Extracted records:
-------
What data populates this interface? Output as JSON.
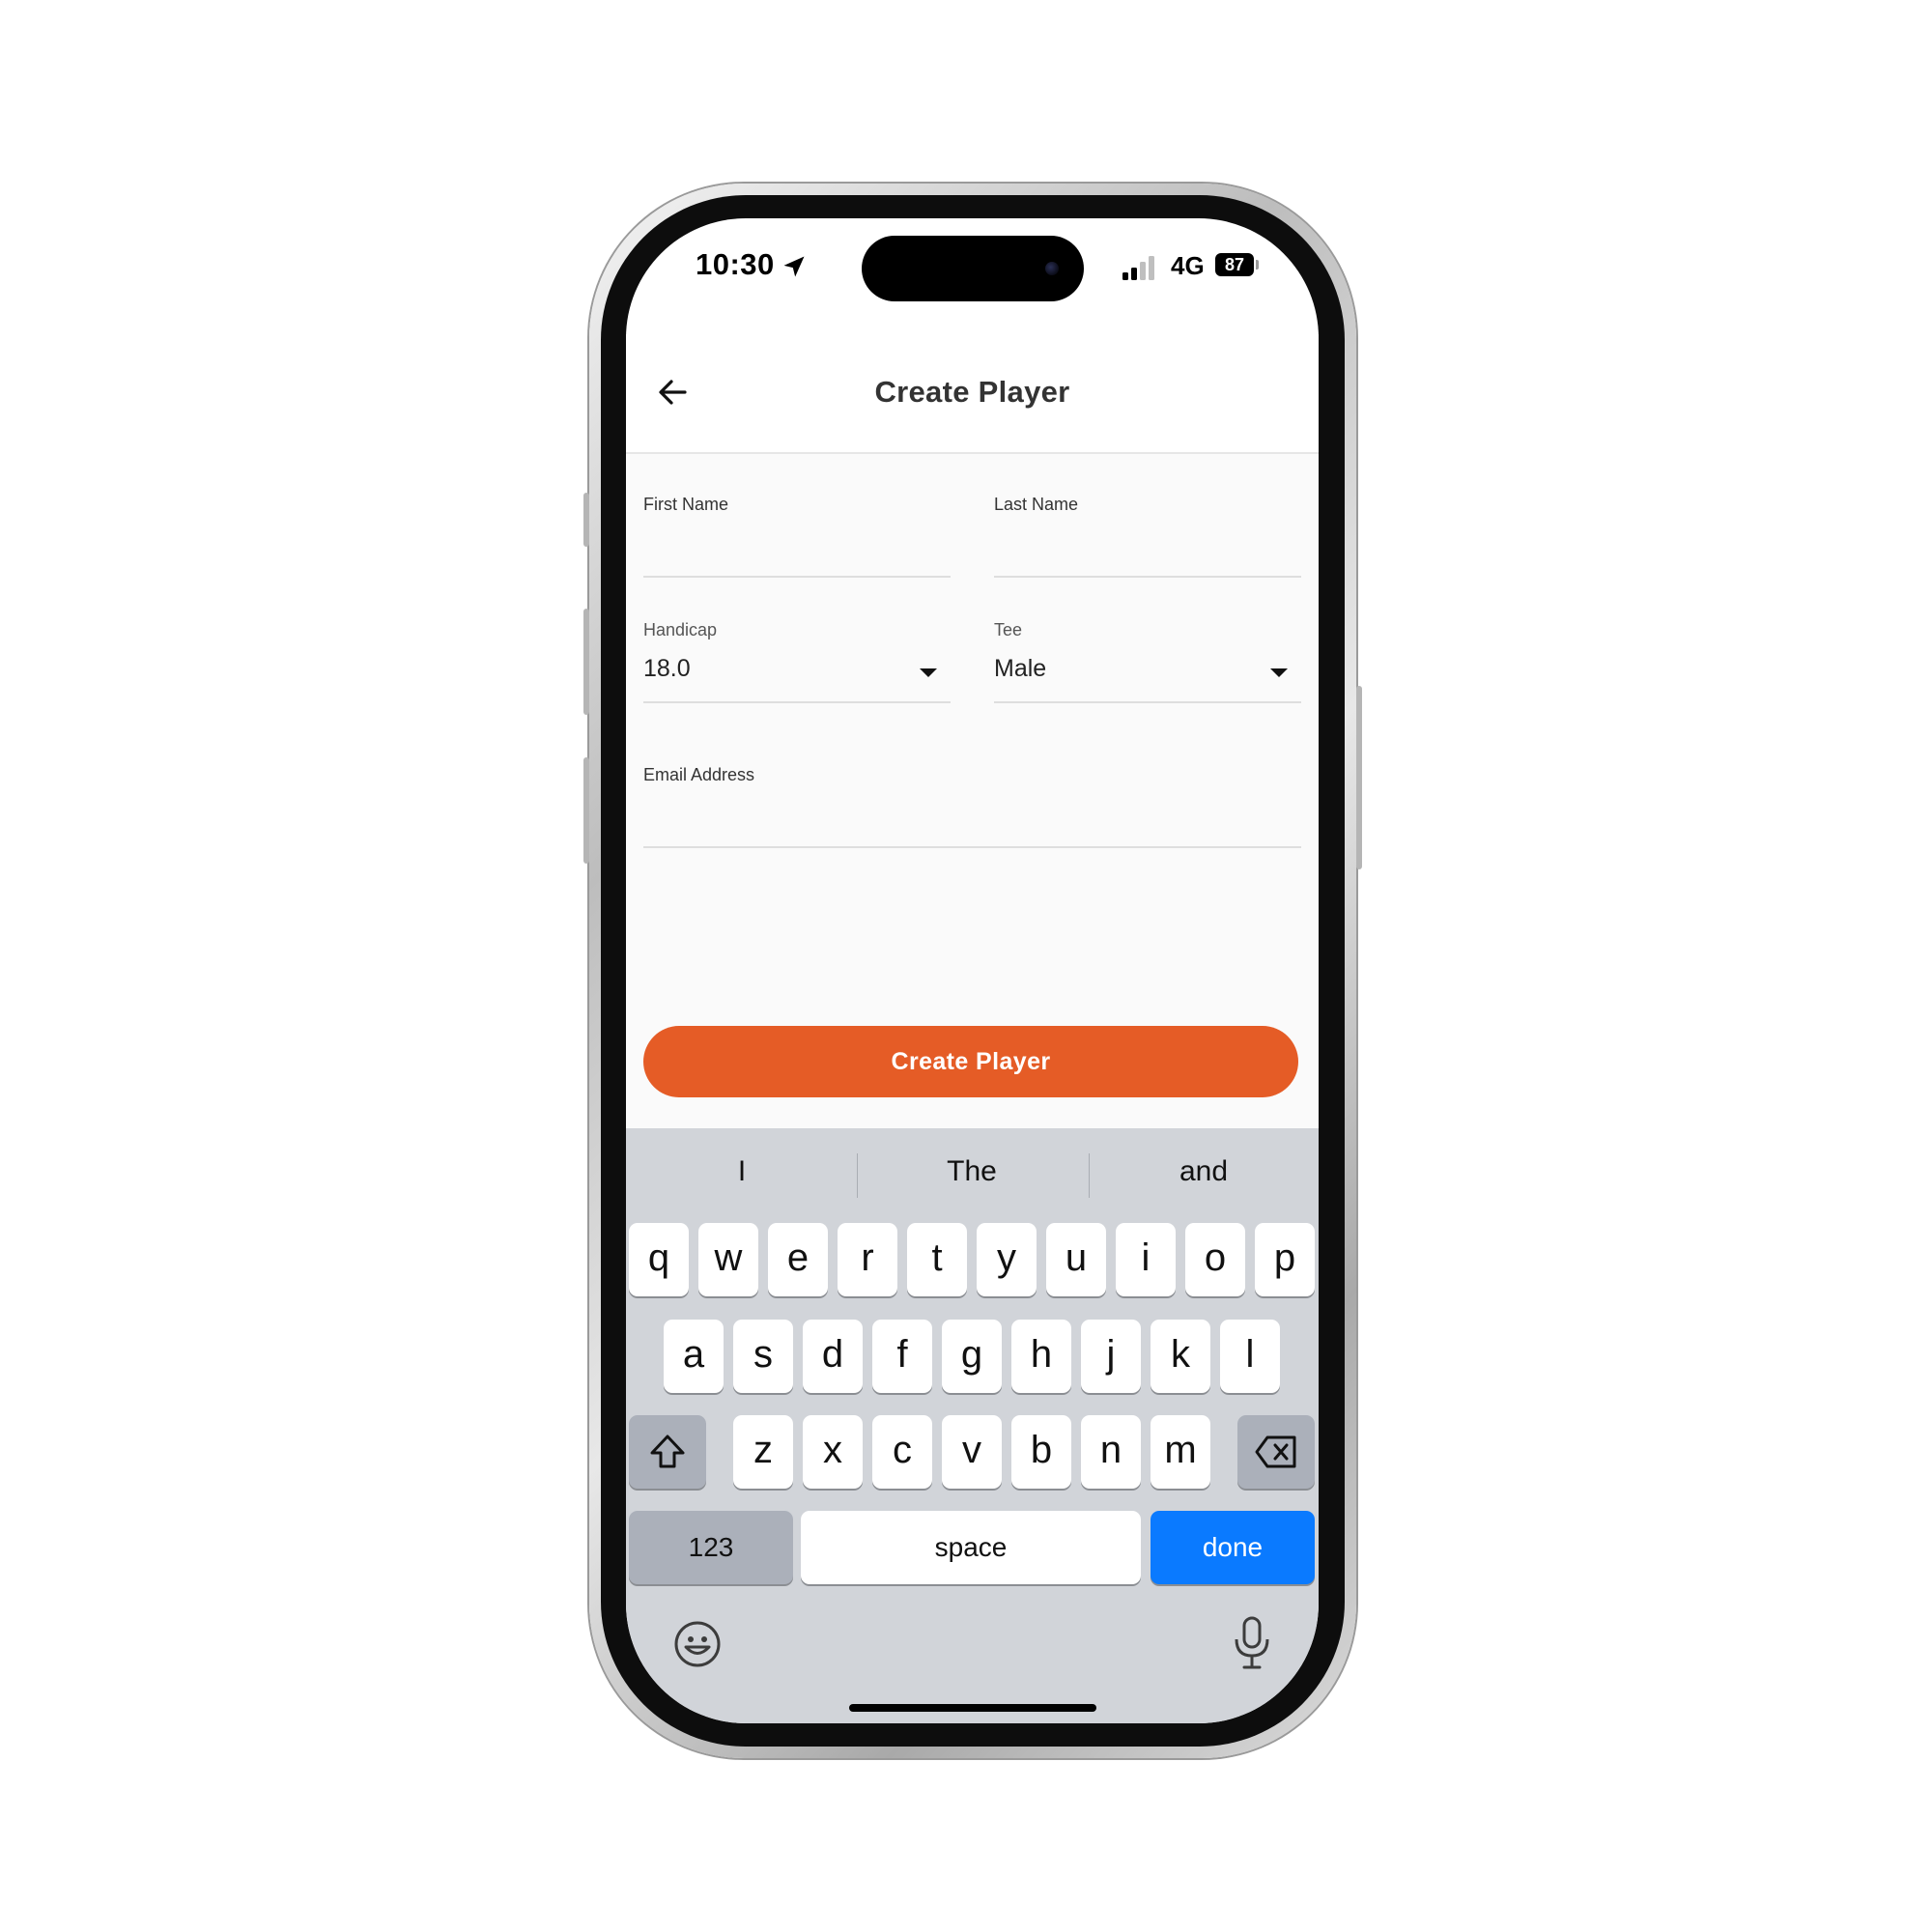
{
  "status_bar": {
    "time": "10:30",
    "network": "4G",
    "battery": "87"
  },
  "header": {
    "title": "Create Player"
  },
  "form": {
    "first_name": {
      "label": "First Name",
      "value": ""
    },
    "last_name": {
      "label": "Last Name",
      "value": ""
    },
    "handicap": {
      "label": "Handicap",
      "value": "18.0"
    },
    "tee": {
      "label": "Tee",
      "value": "Male"
    },
    "email": {
      "label": "Email Address",
      "value": ""
    },
    "submit_label": "Create Player"
  },
  "colors": {
    "accent": "#e55c26",
    "keyboard_done": "#0a7aff"
  },
  "keyboard": {
    "suggestions": [
      "I",
      "The",
      "and"
    ],
    "row1": [
      "q",
      "w",
      "e",
      "r",
      "t",
      "y",
      "u",
      "i",
      "o",
      "p"
    ],
    "row2": [
      "a",
      "s",
      "d",
      "f",
      "g",
      "h",
      "j",
      "k",
      "l"
    ],
    "row3": [
      "z",
      "x",
      "c",
      "v",
      "b",
      "n",
      "m"
    ],
    "numbers_label": "123",
    "space_label": "space",
    "done_label": "done"
  },
  "icons": {
    "back": "arrow-left-icon",
    "shift": "shift-icon",
    "delete": "backspace-icon",
    "emoji": "emoji-icon",
    "mic": "microphone-icon",
    "location": "location-arrow-icon",
    "signal": "cellular-signal-icon"
  }
}
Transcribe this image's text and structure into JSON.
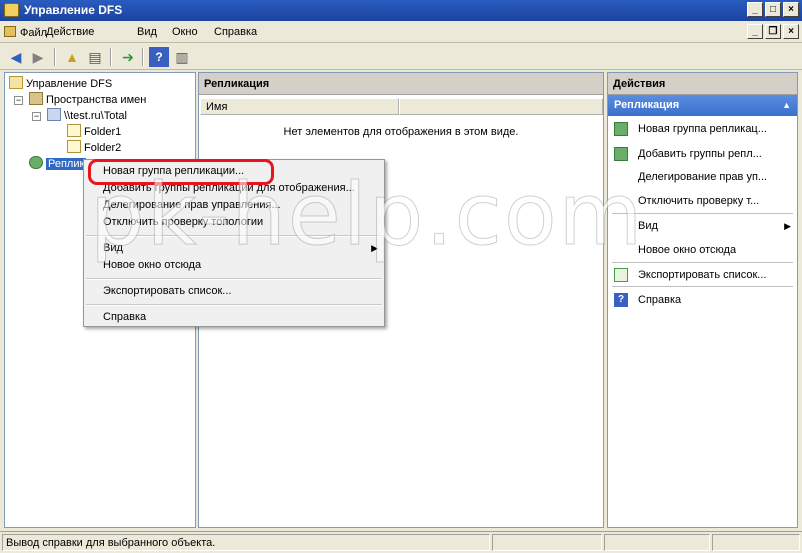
{
  "window": {
    "title": "Управление DFS"
  },
  "menubar": {
    "items": [
      "Файл",
      "Действие",
      "Вид",
      "Окно",
      "Справка"
    ]
  },
  "toolbar": {
    "icons": [
      "back-icon",
      "forward-icon",
      "up-folder-icon",
      "show-tree-icon",
      "export-icon",
      "help-icon",
      "show-actions-icon"
    ]
  },
  "tree": {
    "root": "Управление DFS",
    "namespaces": "Пространства имен",
    "namespace_root": "\\\\test.ru\\Total",
    "folder1": "Folder1",
    "folder2": "Folder2",
    "replication": "Реплик"
  },
  "center": {
    "header": "Репликация",
    "column_name": "Имя",
    "empty_message": "Нет элементов для отображения в этом виде."
  },
  "actions": {
    "header": "Действия",
    "section": "Репликация",
    "items": [
      "Новая группа репликац...",
      "Добавить группы репл...",
      "Делегирование прав уп...",
      "Отключить проверку т...",
      "Вид",
      "Новое окно отсюда",
      "Экспортировать список...",
      "Справка"
    ]
  },
  "context_menu": {
    "items": [
      "Новая группа репликации...",
      "Добавить группы репликации для отображения...",
      "Делегирование прав управления...",
      "Отключить проверку топологии",
      "Вид",
      "Новое окно отсюда",
      "Экспортировать список...",
      "Справка"
    ]
  },
  "statusbar": {
    "text": "Вывод справки для выбранного объекта."
  },
  "watermark": "pk-help.com",
  "colors": {
    "titlebar": "#1c43a0",
    "selection": "#316ac5",
    "highlight_ring": "#e8141e",
    "action_section": "#3c6fcc"
  }
}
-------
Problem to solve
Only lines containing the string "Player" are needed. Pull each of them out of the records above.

Result
    "title": "Create Player"
    "submit_label": "Create Player"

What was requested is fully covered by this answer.